* [ASSIGNMENT]: Which lines below include the string "value"? Please show each one.

#####

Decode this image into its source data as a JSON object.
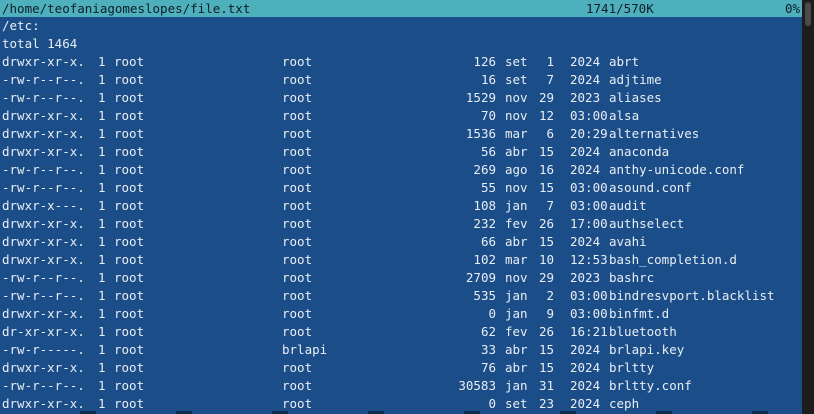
{
  "header": {
    "path": "/home/teofaniagomeslopes/file.txt",
    "size": "1741/570K",
    "percent": "0%"
  },
  "listing": {
    "dir_line": "/etc:",
    "total_line": "total 1464",
    "rows": [
      {
        "perm": "drwxr-xr-x.",
        "links": "1",
        "owner": "root",
        "group": "root",
        "size": "126",
        "month": "set",
        "day": "1",
        "time": "2024",
        "name": "abrt"
      },
      {
        "perm": "-rw-r--r--.",
        "links": "1",
        "owner": "root",
        "group": "root",
        "size": "16",
        "month": "set",
        "day": "7",
        "time": "2024",
        "name": "adjtime"
      },
      {
        "perm": "-rw-r--r--.",
        "links": "1",
        "owner": "root",
        "group": "root",
        "size": "1529",
        "month": "nov",
        "day": "29",
        "time": "2023",
        "name": "aliases"
      },
      {
        "perm": "drwxr-xr-x.",
        "links": "1",
        "owner": "root",
        "group": "root",
        "size": "70",
        "month": "nov",
        "day": "12",
        "time": "03:00",
        "name": "alsa"
      },
      {
        "perm": "drwxr-xr-x.",
        "links": "1",
        "owner": "root",
        "group": "root",
        "size": "1536",
        "month": "mar",
        "day": "6",
        "time": "20:29",
        "name": "alternatives"
      },
      {
        "perm": "drwxr-xr-x.",
        "links": "1",
        "owner": "root",
        "group": "root",
        "size": "56",
        "month": "abr",
        "day": "15",
        "time": "2024",
        "name": "anaconda"
      },
      {
        "perm": "-rw-r--r--.",
        "links": "1",
        "owner": "root",
        "group": "root",
        "size": "269",
        "month": "ago",
        "day": "16",
        "time": "2024",
        "name": "anthy-unicode.conf"
      },
      {
        "perm": "-rw-r--r--.",
        "links": "1",
        "owner": "root",
        "group": "root",
        "size": "55",
        "month": "nov",
        "day": "15",
        "time": "03:00",
        "name": "asound.conf"
      },
      {
        "perm": "drwxr-x---.",
        "links": "1",
        "owner": "root",
        "group": "root",
        "size": "108",
        "month": "jan",
        "day": "7",
        "time": "03:00",
        "name": "audit"
      },
      {
        "perm": "drwxr-xr-x.",
        "links": "1",
        "owner": "root",
        "group": "root",
        "size": "232",
        "month": "fev",
        "day": "26",
        "time": "17:00",
        "name": "authselect"
      },
      {
        "perm": "drwxr-xr-x.",
        "links": "1",
        "owner": "root",
        "group": "root",
        "size": "66",
        "month": "abr",
        "day": "15",
        "time": "2024",
        "name": "avahi"
      },
      {
        "perm": "drwxr-xr-x.",
        "links": "1",
        "owner": "root",
        "group": "root",
        "size": "102",
        "month": "mar",
        "day": "10",
        "time": "12:53",
        "name": "bash_completion.d"
      },
      {
        "perm": "-rw-r--r--.",
        "links": "1",
        "owner": "root",
        "group": "root",
        "size": "2709",
        "month": "nov",
        "day": "29",
        "time": "2023",
        "name": "bashrc"
      },
      {
        "perm": "-rw-r--r--.",
        "links": "1",
        "owner": "root",
        "group": "root",
        "size": "535",
        "month": "jan",
        "day": "2",
        "time": "03:00",
        "name": "bindresvport.blacklist"
      },
      {
        "perm": "drwxr-xr-x.",
        "links": "1",
        "owner": "root",
        "group": "root",
        "size": "0",
        "month": "jan",
        "day": "9",
        "time": "03:00",
        "name": "binfmt.d"
      },
      {
        "perm": "dr-xr-xr-x.",
        "links": "1",
        "owner": "root",
        "group": "root",
        "size": "62",
        "month": "fev",
        "day": "26",
        "time": "16:21",
        "name": "bluetooth"
      },
      {
        "perm": "-rw-r-----.",
        "links": "1",
        "owner": "root",
        "group": "brlapi",
        "size": "33",
        "month": "abr",
        "day": "15",
        "time": "2024",
        "name": "brlapi.key"
      },
      {
        "perm": "drwxr-xr-x.",
        "links": "1",
        "owner": "root",
        "group": "root",
        "size": "76",
        "month": "abr",
        "day": "15",
        "time": "2024",
        "name": "brltty"
      },
      {
        "perm": "-rw-r--r--.",
        "links": "1",
        "owner": "root",
        "group": "root",
        "size": "30583",
        "month": "jan",
        "day": "31",
        "time": "2024",
        "name": "brltty.conf"
      },
      {
        "perm": "drwxr-xr-x.",
        "links": "1",
        "owner": "root",
        "group": "root",
        "size": "0",
        "month": "set",
        "day": "23",
        "time": "2024",
        "name": "ceph"
      }
    ]
  },
  "colors": {
    "header_bg": "#4fb0bd",
    "content_bg": "#1b4d89",
    "text": "#e9eef4"
  }
}
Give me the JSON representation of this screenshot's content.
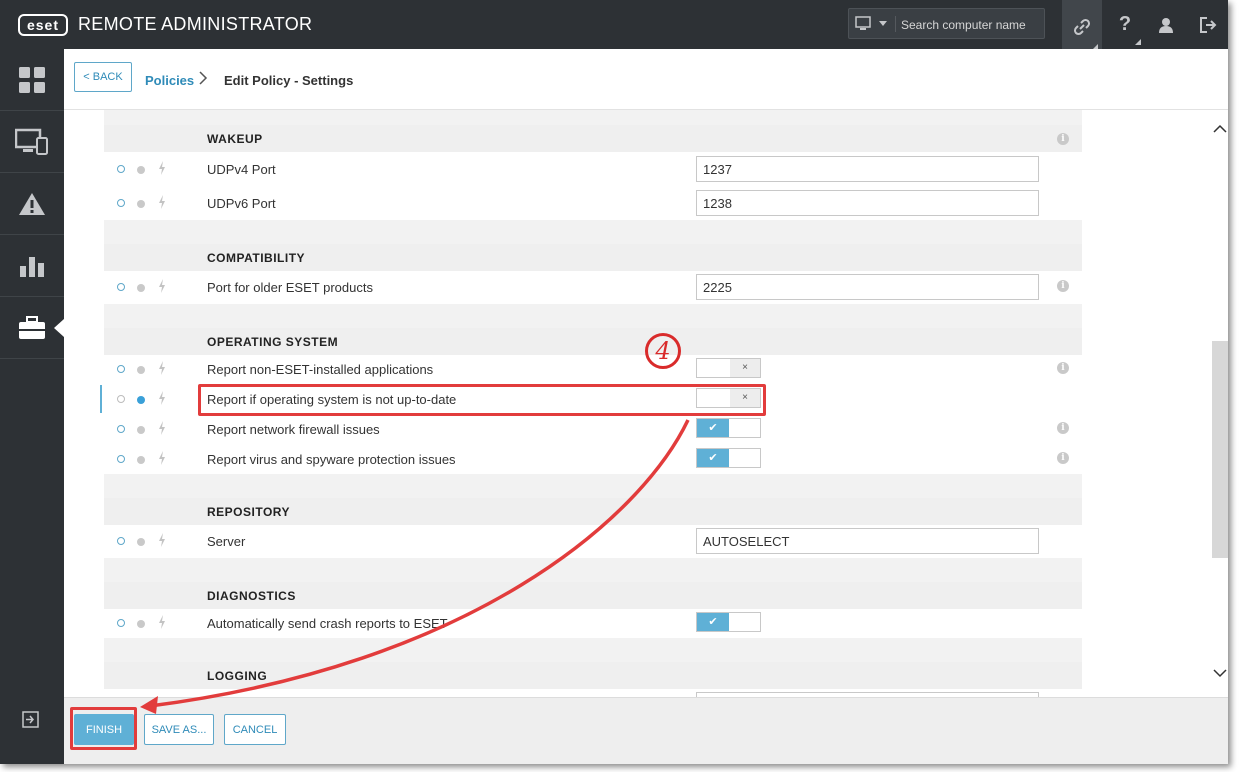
{
  "app": {
    "logo_text": "eset",
    "title": "REMOTE ADMINISTRATOR",
    "search_placeholder": "Search computer name",
    "top_icons": [
      "link-icon",
      "help-icon",
      "user-icon",
      "logout-icon"
    ]
  },
  "sidebar": {
    "items": [
      "dashboard-icon",
      "computers-icon",
      "threats-icon",
      "reports-icon",
      "admin-icon"
    ],
    "active": "admin-icon",
    "bottom": "collapse-icon"
  },
  "header": {
    "back_label": "< BACK",
    "crumb_link": "Policies",
    "crumb_current": "Edit Policy - Settings"
  },
  "sections": {
    "wakeup": {
      "title": "WAKEUP",
      "rows": [
        {
          "label": "UDPv4 Port",
          "value": "1237"
        },
        {
          "label": "UDPv6 Port",
          "value": "1238"
        }
      ]
    },
    "compatibility": {
      "title": "COMPATIBILITY",
      "rows": [
        {
          "label": "Port for older ESET products",
          "value": "2225"
        }
      ]
    },
    "operating_system": {
      "title": "OPERATING SYSTEM",
      "rows": [
        {
          "label": "Report non-ESET-installed applications",
          "state": "off",
          "glyph": "×"
        },
        {
          "label": "Report if operating system is not up-to-date",
          "state": "off",
          "glyph": "×"
        },
        {
          "label": "Report network firewall issues",
          "state": "on",
          "glyph": "✔"
        },
        {
          "label": "Report virus and spyware protection issues",
          "state": "on",
          "glyph": "✔"
        }
      ]
    },
    "repository": {
      "title": "REPOSITORY",
      "rows": [
        {
          "label": "Server",
          "value": "AUTOSELECT"
        }
      ]
    },
    "diagnostics": {
      "title": "DIAGNOSTICS",
      "rows": [
        {
          "label": "Automatically send crash reports to ESET",
          "state": "on",
          "glyph": "✔"
        }
      ]
    },
    "logging": {
      "title": "LOGGING"
    }
  },
  "footer": {
    "finish_label": "FINISH",
    "save_as_label": "SAVE AS...",
    "cancel_label": "CANCEL"
  },
  "annotation": {
    "step_number": "4",
    "color": "#e23c3c"
  },
  "colors": {
    "topbar": "#2d3135",
    "accent": "#5fb0d6",
    "link": "#2f8bb8"
  }
}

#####

* [TASK RESPONSE]:
          "value": "1237"
          "value": "1238"
          "value": "2225"
          "value": "AUTOSELECT"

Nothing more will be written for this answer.